It’s in that song that Monae things ‘I am not American’s nightmare/I am the American cool/ Just let me live my life’. The stories in Memory Librarian stem directly from Monae’s concerns for the lives of people most like her—queer, non binary, black, brown, creative free thinkers who have been held back by systemic racism: anyone who has been othered by a homophobic, sexist and bigoted world that will not allow true expression and pure unfiltered creativity to flow unfettered. People who do not fit, and live out possibilities, make choices other than the ones an authoritative state can control, will always make the state nervous. The characters in this book are a glorious representation and celebration of a spectrum of sexuality and gender, each written with pure empathy and not a whiff of tokenism. You wouldn’t say any of the metaphors are subtle, but then why should they be? Monae has always been unabashedly direct in every form of storytelling.

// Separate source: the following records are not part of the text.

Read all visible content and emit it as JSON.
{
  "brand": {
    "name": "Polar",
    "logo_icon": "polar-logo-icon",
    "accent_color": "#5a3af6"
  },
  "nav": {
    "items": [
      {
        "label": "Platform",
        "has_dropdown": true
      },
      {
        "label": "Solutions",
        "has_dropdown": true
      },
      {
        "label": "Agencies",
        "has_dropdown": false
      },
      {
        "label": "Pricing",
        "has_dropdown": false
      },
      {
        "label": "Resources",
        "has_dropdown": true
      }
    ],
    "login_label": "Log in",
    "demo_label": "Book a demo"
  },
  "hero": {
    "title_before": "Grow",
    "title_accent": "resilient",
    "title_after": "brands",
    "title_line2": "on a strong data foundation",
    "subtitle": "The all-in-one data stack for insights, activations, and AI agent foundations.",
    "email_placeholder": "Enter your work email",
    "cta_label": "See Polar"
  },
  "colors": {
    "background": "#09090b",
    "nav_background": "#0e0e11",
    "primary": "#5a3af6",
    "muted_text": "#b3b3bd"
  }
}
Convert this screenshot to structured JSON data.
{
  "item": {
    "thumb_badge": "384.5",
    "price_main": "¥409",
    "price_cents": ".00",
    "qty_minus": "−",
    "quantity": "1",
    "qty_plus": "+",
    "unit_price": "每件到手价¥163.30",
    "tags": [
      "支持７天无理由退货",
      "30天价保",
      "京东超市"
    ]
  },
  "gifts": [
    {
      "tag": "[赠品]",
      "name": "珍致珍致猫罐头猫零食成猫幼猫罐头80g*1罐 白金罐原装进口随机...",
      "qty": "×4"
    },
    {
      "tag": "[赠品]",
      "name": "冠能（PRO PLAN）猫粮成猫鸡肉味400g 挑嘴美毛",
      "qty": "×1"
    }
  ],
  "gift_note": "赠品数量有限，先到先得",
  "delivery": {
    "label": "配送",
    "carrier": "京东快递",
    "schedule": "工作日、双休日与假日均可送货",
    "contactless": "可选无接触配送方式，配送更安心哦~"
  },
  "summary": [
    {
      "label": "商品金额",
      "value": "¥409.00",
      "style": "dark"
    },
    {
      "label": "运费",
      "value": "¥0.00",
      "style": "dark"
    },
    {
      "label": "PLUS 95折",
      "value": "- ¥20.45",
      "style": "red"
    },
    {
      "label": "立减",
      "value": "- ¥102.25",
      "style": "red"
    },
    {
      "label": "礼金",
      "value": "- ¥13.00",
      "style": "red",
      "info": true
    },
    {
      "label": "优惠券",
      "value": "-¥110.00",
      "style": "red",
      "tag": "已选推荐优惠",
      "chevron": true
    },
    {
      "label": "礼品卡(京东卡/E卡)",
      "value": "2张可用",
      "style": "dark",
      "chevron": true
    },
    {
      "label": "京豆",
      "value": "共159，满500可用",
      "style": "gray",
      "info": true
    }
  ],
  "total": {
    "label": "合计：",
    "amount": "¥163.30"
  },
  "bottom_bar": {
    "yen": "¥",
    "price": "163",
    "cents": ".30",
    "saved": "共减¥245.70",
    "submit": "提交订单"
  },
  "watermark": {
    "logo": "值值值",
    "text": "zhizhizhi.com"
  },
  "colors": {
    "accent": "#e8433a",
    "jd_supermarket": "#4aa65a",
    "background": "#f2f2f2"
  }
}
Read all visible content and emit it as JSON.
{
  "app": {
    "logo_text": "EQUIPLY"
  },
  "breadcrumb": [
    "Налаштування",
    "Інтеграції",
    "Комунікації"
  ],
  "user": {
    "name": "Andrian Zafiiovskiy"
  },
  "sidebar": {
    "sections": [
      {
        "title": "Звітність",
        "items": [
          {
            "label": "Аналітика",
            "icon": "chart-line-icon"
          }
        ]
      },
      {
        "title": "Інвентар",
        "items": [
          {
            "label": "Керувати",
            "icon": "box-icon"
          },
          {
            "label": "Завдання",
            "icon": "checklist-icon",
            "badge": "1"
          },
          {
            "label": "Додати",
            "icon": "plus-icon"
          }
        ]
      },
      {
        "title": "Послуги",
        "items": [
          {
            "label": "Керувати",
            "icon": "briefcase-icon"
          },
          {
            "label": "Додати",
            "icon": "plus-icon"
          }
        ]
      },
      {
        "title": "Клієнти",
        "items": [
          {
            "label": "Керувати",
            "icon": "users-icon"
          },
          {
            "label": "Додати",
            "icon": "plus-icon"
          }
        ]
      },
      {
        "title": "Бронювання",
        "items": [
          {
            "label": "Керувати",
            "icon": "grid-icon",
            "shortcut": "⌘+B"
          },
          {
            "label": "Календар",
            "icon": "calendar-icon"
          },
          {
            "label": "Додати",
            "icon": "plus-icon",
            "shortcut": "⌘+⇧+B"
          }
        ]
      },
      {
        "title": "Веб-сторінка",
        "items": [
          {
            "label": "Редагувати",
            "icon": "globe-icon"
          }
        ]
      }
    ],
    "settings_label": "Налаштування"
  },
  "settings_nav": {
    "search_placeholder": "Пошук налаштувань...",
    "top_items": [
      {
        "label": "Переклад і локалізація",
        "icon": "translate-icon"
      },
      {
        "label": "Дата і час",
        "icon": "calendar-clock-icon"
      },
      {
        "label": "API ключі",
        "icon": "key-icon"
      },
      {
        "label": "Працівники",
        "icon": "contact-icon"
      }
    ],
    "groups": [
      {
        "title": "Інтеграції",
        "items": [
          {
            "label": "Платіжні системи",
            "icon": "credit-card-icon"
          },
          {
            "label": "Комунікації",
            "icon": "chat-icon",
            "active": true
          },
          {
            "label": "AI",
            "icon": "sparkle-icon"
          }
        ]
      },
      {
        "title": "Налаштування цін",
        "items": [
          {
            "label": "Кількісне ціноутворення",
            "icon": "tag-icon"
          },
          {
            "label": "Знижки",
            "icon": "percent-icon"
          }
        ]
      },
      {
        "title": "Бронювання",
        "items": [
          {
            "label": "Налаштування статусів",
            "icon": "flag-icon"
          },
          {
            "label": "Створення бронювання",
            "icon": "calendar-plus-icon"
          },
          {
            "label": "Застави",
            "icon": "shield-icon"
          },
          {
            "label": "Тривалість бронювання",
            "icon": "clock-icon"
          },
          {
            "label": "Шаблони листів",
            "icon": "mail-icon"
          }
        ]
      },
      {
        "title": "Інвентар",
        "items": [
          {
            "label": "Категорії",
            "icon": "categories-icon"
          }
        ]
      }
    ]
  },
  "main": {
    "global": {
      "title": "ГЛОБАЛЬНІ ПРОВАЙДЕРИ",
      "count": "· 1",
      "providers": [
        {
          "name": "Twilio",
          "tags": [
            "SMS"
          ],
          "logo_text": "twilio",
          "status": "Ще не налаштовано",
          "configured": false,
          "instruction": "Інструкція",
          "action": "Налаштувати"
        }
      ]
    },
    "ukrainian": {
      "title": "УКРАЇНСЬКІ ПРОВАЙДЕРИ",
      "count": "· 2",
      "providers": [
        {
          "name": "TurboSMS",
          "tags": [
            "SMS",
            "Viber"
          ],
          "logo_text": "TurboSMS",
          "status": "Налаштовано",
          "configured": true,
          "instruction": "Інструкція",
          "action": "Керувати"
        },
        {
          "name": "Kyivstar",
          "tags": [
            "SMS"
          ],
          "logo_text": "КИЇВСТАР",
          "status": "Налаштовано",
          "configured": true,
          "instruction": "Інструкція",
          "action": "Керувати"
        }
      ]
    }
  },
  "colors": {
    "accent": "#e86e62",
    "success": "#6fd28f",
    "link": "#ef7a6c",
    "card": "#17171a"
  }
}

While the stories may be set in a high tech dystopia, Monae and her collaborators don’t envision a future that is entirely all doom and despair.Timebox Alter(ed) is a lovely, hopeful finale to the collection, a story in which a group of children discover just how much power lies in their artistic imaginations, when they are told ‘you can’t build a future if you don’t dream it’.Each of them can envision a positive, thriving future not just for themselves but for others too, where there are ‘people of all identities, nations, and ages, looking happy, sheltered, well fed, remembered. It was a marvellous thing to be seen, truly seen, and not walked over or peered through as if you did not exist, as if you should not exist.’
Admittedly, some questions do remain, most to do with the larger worldbuilding of New Dawn, with little clarity offered as to who really runs the world, what is their ultimate agenda besides gaining power, and how does the state benefit from cleaning the ‘dirty computers’ instead of just ‘deleting’ them, as it were. While this may be seen as a weakness in the worldbuilding, it’s also a chance for further development. Of course, rumours of these stories being developed for screen already exist, and perhaps that’s one way to explore them more.
Erasure of history, identity and culture via patriarchy, colonialism and its off shoots has always been a part of known human history, and continues to be, the world around. Monae makes it clear that any one who has ever been othered—be it for their race, sexuality, gender—needs to remain deeply connected to their personal, racial, social histories in order to remain authentic and retain agency in every way possible. Creativity and empathy are key to surviving any disaster—‘Your art is your ark. Always question, always seek to understand.’
This has always been the real trouble with SFF that stems from, and exists in worlds that are white and western—how can young people of colour imagine themselves in the future if there are no representations of them in fiction that describes the future? If art is to imitate life, why does mainstream art only depict a future life without (or with a token number of) people who are not white and/or heteronormative? Where does everyone else go? Monae has some ideas, and she’s not afraid to be her ‘free ass motherfucker’ self every step of the way.
Just as Dirty Computer is a collaborative concept album (featuring the likes of Pharell Williams, Grimes, Brian Wilson), The Memory Librarian is also a collaborative concept collection, with the stories stemming from Monae’s premise but drawing artistically from her very talented collaborators. Both are story cycles. Both have the same thing to say, which Monae herself said best in a recent interview: ‘The uprising will always happen. You can’t erase us. We can’t be erased. Our stories will never be erased. We will figure out a way to come back to the dirt, the dirt that is us. We are that dirt, right?’